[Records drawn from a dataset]
--------------------------------
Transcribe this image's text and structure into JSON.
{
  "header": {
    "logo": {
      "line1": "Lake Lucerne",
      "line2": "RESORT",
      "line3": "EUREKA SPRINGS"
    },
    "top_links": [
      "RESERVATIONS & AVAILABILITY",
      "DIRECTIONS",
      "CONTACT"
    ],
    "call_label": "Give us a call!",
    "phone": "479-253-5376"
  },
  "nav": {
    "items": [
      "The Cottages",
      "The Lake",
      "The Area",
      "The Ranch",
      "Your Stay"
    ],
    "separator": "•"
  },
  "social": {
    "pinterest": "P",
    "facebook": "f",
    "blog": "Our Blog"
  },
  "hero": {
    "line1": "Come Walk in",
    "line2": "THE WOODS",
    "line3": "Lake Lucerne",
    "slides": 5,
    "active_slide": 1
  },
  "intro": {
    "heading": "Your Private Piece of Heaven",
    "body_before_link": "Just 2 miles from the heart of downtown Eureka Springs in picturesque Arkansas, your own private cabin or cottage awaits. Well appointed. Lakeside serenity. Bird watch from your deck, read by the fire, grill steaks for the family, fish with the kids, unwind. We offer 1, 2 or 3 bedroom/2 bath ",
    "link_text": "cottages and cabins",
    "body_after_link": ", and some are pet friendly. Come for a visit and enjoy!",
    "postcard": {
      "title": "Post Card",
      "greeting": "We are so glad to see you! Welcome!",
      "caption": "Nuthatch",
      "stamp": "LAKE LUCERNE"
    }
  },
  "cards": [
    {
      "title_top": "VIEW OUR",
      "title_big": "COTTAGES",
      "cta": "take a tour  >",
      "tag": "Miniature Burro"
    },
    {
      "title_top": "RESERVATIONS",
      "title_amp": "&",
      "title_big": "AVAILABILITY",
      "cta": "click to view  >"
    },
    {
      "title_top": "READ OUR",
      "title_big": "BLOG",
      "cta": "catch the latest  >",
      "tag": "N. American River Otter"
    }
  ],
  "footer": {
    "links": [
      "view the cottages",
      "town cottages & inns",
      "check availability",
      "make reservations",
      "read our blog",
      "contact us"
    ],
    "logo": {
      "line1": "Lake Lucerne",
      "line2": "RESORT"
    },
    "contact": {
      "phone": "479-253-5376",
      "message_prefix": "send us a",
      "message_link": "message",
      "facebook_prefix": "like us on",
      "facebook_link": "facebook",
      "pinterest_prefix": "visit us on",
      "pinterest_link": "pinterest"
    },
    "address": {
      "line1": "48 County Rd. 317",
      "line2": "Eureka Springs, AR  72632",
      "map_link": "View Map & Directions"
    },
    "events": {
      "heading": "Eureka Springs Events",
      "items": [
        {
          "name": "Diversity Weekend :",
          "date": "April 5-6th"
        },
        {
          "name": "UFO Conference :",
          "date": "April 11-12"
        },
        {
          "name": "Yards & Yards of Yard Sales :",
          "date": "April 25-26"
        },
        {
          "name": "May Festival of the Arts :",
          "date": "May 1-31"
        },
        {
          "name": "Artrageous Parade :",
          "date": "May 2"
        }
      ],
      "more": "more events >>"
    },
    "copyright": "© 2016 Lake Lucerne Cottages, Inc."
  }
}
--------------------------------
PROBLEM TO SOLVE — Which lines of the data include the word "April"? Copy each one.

RESULT FOR THIS TASK —
          "date": "April 5-6th"
          "date": "April 11-12"
          "date": "April 25-26"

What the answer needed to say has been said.